▶ [INSTRUCTIONS FOR THE TASK] Copy each line of the following data that contains "JSON".

▶ [EXTRACTED RECORDS]
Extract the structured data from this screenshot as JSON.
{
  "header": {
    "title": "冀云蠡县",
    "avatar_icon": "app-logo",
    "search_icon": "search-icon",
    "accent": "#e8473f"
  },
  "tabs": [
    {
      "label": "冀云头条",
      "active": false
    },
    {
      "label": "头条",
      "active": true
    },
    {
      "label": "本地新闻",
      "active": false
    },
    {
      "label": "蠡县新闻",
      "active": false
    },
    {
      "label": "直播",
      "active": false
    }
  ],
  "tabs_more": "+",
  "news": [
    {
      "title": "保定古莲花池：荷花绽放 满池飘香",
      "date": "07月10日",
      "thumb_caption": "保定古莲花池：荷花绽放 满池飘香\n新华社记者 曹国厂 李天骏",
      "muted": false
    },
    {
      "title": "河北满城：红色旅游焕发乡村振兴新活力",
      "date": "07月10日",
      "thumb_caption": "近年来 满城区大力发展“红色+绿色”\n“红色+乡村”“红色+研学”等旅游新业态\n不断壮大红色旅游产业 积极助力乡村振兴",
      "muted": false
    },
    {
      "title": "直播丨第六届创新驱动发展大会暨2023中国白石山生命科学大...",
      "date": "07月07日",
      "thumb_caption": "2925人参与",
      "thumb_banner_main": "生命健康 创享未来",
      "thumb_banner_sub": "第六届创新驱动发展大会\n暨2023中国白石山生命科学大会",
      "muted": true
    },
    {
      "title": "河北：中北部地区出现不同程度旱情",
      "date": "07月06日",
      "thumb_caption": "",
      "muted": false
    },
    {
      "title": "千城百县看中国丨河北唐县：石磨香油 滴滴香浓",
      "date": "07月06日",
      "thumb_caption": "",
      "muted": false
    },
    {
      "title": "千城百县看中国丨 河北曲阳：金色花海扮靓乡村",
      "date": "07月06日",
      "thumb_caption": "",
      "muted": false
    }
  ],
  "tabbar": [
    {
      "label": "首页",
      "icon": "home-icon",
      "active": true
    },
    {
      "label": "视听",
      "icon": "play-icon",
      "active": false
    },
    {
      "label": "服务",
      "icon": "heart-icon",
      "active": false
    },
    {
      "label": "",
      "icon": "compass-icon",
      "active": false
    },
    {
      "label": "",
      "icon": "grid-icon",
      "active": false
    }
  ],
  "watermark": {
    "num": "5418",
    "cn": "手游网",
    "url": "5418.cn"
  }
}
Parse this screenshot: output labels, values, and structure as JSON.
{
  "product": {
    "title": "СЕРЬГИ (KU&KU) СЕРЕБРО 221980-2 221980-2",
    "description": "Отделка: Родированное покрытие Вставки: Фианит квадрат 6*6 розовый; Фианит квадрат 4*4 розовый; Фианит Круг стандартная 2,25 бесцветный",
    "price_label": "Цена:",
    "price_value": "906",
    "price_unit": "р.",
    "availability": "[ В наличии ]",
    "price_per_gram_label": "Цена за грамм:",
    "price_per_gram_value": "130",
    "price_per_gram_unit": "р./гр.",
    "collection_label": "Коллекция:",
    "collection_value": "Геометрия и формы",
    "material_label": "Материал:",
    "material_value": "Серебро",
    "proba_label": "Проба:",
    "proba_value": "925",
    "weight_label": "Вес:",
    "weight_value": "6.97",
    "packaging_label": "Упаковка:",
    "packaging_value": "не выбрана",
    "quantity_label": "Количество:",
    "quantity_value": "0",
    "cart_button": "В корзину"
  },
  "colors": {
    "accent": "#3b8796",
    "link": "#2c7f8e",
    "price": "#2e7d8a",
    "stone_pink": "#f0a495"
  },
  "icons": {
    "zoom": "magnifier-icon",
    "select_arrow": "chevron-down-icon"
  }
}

▶ [RESPONSE]
Extract the structured data from this screenshot as JSON.
Parse this screenshot: output labels, values, and structure as JSON.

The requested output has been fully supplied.